Lord in your mercy,
hear our prayer

Father, you gave so much for our sakes. Be close to those who risk their own lives and well being for the sake of us all. We pray for Doctors and Nurses, for all healthcare staff; for those who continue to supply us with food and medicine; those helping the most vulnerable; for those involved in medical research and the supply of medical equipment. For shop workers, the Garda, Postal workers, Pharmacists, Carers, volunteers and all providing essential services.

Lord in your mercy,
hear our prayer

Father, you shared our life and shared a death like ours. Be near to those who are dying especially those who will die feeling alone. We pray too for those who have died that you will welcome them into your kingdom where they may find rest and peace in your presence and that of the angels and saints.

Lord in your mercy,
hear our prayer

Rejoicing in the fellowship and prayers of the Blessed Virgin Mary, St. Patrick, and all the saints we commend ourselves and all people to your unfailing love.

Merciful Father, accept these prayers for the sake of your Son, our Saviour Jesus Christ.
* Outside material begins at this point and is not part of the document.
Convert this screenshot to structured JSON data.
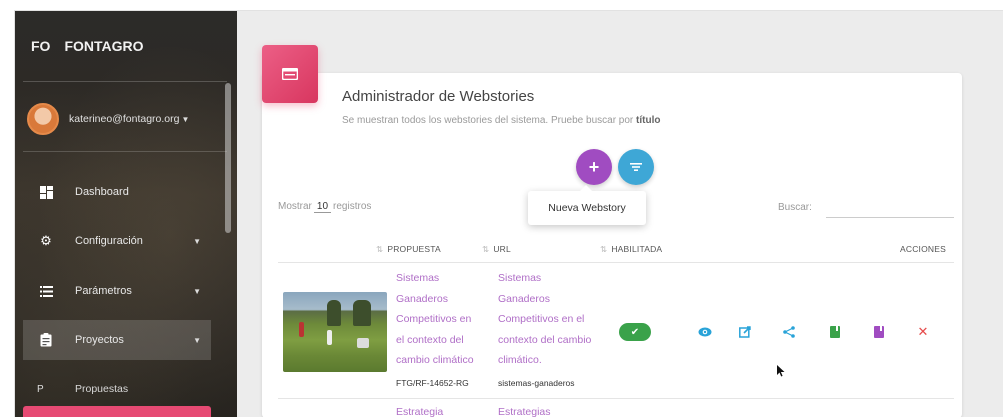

Amen.

A Prayer from the Diocesan Website

Almighty and All–loving God,
Father, Son and Holy Spirit,
we pray to you through Christ the Healer
for those who suffer from the Coronavirus
in Ireland and across the world.
We pray too for all who reach out to those who mourn the loss
of each and every person who has died as a result of contracting the disease.
Give wisdom to policymakers,
skill to healthcare professionals and researchers,
comfort to everyone in distress
and a sense of calm to us all in these days of uncertainty and distress.
This we ask in the name of Jesus Christ our Lord
who showed compassion to the outcast,
acceptance to the rejected
and love to those to whom no love was shown. Amen.

Prayer for a Spiritual Communion for those unable to physically take Communion.

Spiritual Communion Prayer
My Jesus, I believe that you are present in the Most Holy Sacrament.
I love you above all things and I desire to receive you in my soul.
Since I cannot at this moment receive you sacramentally,
Come at least spiritually into my heart.
I embrace you as if you were already there
And unite myself wholly to you.
Never permit me to be separated from you.
Amen.

If you wish to contact me then please do so by ‘phone 071-9181685 or by email peternorman1959@gmail.com

Take care and keep safe
With every Blessing
Revd. Peter.